In our last post, we’ve learned about REST Architecture details, benefits and constraints, and now we’ll learn REST API with its details.
An API is an application programming interface. It is a set of rules that allow programs to talk to each other. The developer creates the API on the server and allows the client to talk to it.
2.) REST API
REST determines how the API looks like. It stands for “Representational State Transfer”. It is a set of rules that developers follow when they create their API. One of these rules states that you should be able to get a piece of data (called a resource) when you link to a specific URL. Each URL is called a request while the data sent back to you is called a response.
* REST is a way for two computer systems to communicate over HTTP in a similar way to web browsers and servers.
* REST API defines a set of functions which developers can perform requests and receive responses via HTTP protocol such as GET and POST.
3.) The Anatomy Of A Request
It’s important to know that a request is made up of four things:
- The endpoint
- The method
- The headers
- The data (or body)
3.1.) The Endpoint
The endpoint (or route) is the URL you request for. It follows this structure: root-endpoint/?
The path determines the resource you’re requesting for. Think of it like an automatic answering machine that asks you to press 1 for a service, press 2 for another service, 3 for yet another service and so on.
You can access paths just like you can link to parts of a website. For example, to get a list of all posts tagged under “Rest API” on Medium, you navigate to https://medium.com/tag/rest-api.
3.2.) The Method
The method is the type of request you send to the server. You can choose from these five types below:
These methods provide meaning for the request you’re making. They are used to perform four possible actions:
3.3.) The Headers
Headers are used to provide information to both the client and server. It can be used for many purposes, such as authentication and providing information about the body content. Here is a list of valid headers HTTP Headers Reference.
HTTP Headers are property-value pairs that are separated by a colon. The example below shows a header that tells the server to expect JSON content.
"Content-Type: application/json". Missing the opening ".
3.4.) The Data (Or “Body”)
The data (sometimes called “body” or “message”) contains information you want to be sent to the server. This option is only used with
4.) HTTP Status Codes And Error Messages
HTTP status codes let you tell the status of the response quickly.

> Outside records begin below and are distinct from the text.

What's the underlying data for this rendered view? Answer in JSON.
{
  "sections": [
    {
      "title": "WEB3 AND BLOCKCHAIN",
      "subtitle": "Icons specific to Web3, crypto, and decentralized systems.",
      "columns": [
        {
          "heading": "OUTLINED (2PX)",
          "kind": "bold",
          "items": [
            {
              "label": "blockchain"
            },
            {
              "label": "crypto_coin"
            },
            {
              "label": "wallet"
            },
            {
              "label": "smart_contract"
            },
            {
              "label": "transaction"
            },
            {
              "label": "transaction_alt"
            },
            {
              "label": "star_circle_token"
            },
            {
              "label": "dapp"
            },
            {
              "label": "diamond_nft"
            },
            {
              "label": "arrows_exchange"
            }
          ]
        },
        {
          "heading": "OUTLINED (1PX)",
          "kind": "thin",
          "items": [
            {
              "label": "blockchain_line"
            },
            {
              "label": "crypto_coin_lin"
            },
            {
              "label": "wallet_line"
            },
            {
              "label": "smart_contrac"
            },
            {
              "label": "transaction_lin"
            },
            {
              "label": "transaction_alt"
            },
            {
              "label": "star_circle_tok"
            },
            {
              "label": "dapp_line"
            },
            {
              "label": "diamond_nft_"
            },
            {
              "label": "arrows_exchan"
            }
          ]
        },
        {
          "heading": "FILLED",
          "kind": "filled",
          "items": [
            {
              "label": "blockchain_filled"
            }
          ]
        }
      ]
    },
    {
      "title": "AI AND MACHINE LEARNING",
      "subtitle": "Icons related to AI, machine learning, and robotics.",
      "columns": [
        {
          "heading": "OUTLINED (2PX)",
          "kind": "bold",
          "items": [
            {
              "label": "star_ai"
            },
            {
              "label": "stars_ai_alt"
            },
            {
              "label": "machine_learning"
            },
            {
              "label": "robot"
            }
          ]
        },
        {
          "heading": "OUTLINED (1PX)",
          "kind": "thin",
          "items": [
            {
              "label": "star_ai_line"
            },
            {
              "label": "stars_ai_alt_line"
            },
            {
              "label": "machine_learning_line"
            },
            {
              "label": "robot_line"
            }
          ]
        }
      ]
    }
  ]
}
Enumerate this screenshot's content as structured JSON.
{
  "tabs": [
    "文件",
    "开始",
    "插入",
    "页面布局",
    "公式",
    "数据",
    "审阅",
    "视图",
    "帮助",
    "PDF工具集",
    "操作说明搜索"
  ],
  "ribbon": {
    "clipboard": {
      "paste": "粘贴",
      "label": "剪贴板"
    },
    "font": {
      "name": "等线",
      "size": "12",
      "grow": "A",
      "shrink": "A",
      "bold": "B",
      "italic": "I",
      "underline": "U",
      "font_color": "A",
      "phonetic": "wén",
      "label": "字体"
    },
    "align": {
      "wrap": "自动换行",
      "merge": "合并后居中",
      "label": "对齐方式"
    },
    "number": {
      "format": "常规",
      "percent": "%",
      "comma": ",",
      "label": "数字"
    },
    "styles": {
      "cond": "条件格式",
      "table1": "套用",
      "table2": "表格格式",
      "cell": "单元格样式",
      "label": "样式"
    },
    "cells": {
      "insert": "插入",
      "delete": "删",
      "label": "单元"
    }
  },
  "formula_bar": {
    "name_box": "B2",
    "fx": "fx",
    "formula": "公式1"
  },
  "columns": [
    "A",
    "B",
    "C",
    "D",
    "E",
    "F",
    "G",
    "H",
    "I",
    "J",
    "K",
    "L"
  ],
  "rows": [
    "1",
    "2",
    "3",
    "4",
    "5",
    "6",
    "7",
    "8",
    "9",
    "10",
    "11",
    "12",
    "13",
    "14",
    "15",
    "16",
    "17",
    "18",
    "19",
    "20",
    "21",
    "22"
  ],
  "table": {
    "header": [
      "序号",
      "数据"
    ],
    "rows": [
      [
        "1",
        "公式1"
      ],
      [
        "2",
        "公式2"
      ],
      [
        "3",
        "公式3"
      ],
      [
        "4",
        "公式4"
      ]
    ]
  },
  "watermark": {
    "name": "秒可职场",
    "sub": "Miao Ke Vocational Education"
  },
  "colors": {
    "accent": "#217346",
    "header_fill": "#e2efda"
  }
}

The range from 100+ to 500+. In general, the numbers follow the following rules:
- 200+ means the request has succeeded.
- 300+ means the request is redirected to another URL
- 400+ means an error that originates from the client has occurred
- 500+ means an error that originates from the server has occurred
Here is the information about specific HTTP status codes HTTP Status Reference.
5.) API Versions
Developers update their APIs from time to time. Sometimes, the API can change so much that the developer decides to upgrade their API to another version. If this happens, and your application breaks, it’s usually because you’ve written code for an older API, but your request points to the newer API.
You can request for a specific API version in two ways. Which way you choose depends on how the API is written.
These two ways are:
- Directly in the endpoint
- In a request header
Twitter, for example, uses the first method. At the time of writing, Twitter’s API is at version 1.1, which is evident through its endpoint:
Github, on the other hand, uses the second method. At the time of writing, Github’s API is at version 3, and you can specify the version with an
curl https://api.github.com -H Accept:application/vnd.github.v3+json
- An API is an application programming interface. It is a set of rules that allow programs to talk to each other.
- REST determines how the API looks like. It stands for “Representational State Transfer”. It is a set of rules that developers follow when they create their API. REST uses URL to transfer the data. Each URL is called a request while the data sent back to you is called a response.
- A request consists of 4 parts which are: The endpoint, the method, the headers, the data (or body).
- HTTP status codes let you tell the status of the response quickly.
- Developers update their APIs from time to time. You can request for a specific API version in two ways: directly in the endpoint, and in a request header.
Since we’ve completed the theoretical parts, next post’ll be about a practical implementation: Developing a REST API with Spring Boot Framework. Thus, we’ll find a chance to implement the things about we’ve learned so far!